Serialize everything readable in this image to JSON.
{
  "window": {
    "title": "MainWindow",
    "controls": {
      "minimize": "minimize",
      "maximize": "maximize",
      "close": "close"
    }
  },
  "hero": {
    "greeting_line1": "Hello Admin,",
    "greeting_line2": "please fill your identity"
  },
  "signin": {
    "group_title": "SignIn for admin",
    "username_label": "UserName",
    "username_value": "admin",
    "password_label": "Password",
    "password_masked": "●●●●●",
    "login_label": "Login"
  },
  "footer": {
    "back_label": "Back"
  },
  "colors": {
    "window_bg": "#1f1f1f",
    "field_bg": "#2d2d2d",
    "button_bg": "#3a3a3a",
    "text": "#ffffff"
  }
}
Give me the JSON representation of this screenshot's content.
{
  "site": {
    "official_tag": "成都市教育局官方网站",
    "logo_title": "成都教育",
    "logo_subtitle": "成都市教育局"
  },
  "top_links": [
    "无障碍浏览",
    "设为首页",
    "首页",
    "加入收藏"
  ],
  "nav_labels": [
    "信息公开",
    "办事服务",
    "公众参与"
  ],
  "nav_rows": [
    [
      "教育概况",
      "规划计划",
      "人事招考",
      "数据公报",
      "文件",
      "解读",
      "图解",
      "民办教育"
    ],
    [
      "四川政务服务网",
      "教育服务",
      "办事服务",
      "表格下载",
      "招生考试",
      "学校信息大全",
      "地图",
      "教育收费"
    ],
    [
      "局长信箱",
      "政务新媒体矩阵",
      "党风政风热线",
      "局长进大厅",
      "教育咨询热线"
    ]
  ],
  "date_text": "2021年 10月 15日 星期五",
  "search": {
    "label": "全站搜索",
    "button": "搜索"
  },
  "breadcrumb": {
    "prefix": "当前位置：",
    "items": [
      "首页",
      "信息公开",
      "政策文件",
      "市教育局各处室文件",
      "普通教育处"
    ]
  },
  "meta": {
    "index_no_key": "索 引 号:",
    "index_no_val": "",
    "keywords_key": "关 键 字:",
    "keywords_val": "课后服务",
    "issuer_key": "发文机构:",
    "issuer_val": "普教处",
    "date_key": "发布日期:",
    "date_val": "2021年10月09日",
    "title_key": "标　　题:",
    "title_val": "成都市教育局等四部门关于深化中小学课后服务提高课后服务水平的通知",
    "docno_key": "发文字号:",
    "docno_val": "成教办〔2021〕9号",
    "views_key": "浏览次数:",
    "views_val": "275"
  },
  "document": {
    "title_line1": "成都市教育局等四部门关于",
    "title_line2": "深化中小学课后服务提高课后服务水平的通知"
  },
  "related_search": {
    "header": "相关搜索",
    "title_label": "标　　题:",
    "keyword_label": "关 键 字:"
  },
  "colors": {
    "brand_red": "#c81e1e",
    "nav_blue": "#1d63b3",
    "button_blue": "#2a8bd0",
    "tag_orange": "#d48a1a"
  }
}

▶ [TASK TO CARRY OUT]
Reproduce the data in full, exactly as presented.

▶ [ANSWER SPACE]
Serialize everything readable in this image to JSON.
{
  "window": {
    "title": "MainWindow",
    "controls": {
      "minimize": "minimize",
      "maximize": "maximize",
      "close": "close"
    }
  },
  "hero": {
    "greeting_line1": "Hello Admin,",
    "greeting_line2": "please fill your identity"
  },
  "signin": {
    "group_title": "SignIn for admin",
    "username_label": "UserName",
    "username_value": "admin",
    "password_label": "Password",
    "password_masked": "●●●●●",
    "login_label": "Login"
  },
  "footer": {
    "back_label": "Back"
  },
  "colors": {
    "window_bg": "#1f1f1f",
    "field_bg": "#2d2d2d",
    "button_bg": "#3a3a3a",
    "text": "#ffffff"
  }
}
Give me the JSON representation of this screenshot's content.
{
  "site": {
    "official_tag": "成都市教育局官方网站",
    "logo_title": "成都教育",
    "logo_subtitle": "成都市教育局"
  },
  "top_links": [
    "无障碍浏览",
    "设为首页",
    "首页",
    "加入收藏"
  ],
  "nav_labels": [
    "信息公开",
    "办事服务",
    "公众参与"
  ],
  "nav_rows": [
    [
      "教育概况",
      "规划计划",
      "人事招考",
      "数据公报",
      "文件",
      "解读",
      "图解",
      "民办教育"
    ],
    [
      "四川政务服务网",
      "教育服务",
      "办事服务",
      "表格下载",
      "招生考试",
      "学校信息大全",
      "地图",
      "教育收费"
    ],
    [
      "局长信箱",
      "政务新媒体矩阵",
      "党风政风热线",
      "局长进大厅",
      "教育咨询热线"
    ]
  ],
  "date_text": "2021年 10月 15日 星期五",
  "search": {
    "label": "全站搜索",
    "button": "搜索"
  },
  "breadcrumb": {
    "prefix": "当前位置：",
    "items": [
      "首页",
      "信息公开",
      "政策文件",
      "市教育局各处室文件",
      "普通教育处"
    ]
  },
  "meta": {
    "index_no_key": "索 引 号:",
    "index_no_val": "",
    "keywords_key": "关 键 字:",
    "keywords_val": "课后服务",
    "issuer_key": "发文机构:",
    "issuer_val": "普教处",
    "date_key": "发布日期:",
    "date_val": "2021年10月09日",
    "title_key": "标　　题:",
    "title_val": "成都市教育局等四部门关于深化中小学课后服务提高课后服务水平的通知",
    "docno_key": "发文字号:",
    "docno_val": "成教办〔2021〕9号",
    "views_key": "浏览次数:",
    "views_val": "275"
  },
  "document": {
    "title_line1": "成都市教育局等四部门关于",
    "title_line2": "深化中小学课后服务提高课后服务水平的通知"
  },
  "related_search": {
    "header": "相关搜索",
    "title_label": "标　　题:",
    "keyword_label": "关 键 字:"
  },
  "colors": {
    "brand_red": "#c81e1e",
    "nav_blue": "#1d63b3",
    "button_blue": "#2a8bd0",
    "tag_orange": "#d48a1a"
  }
}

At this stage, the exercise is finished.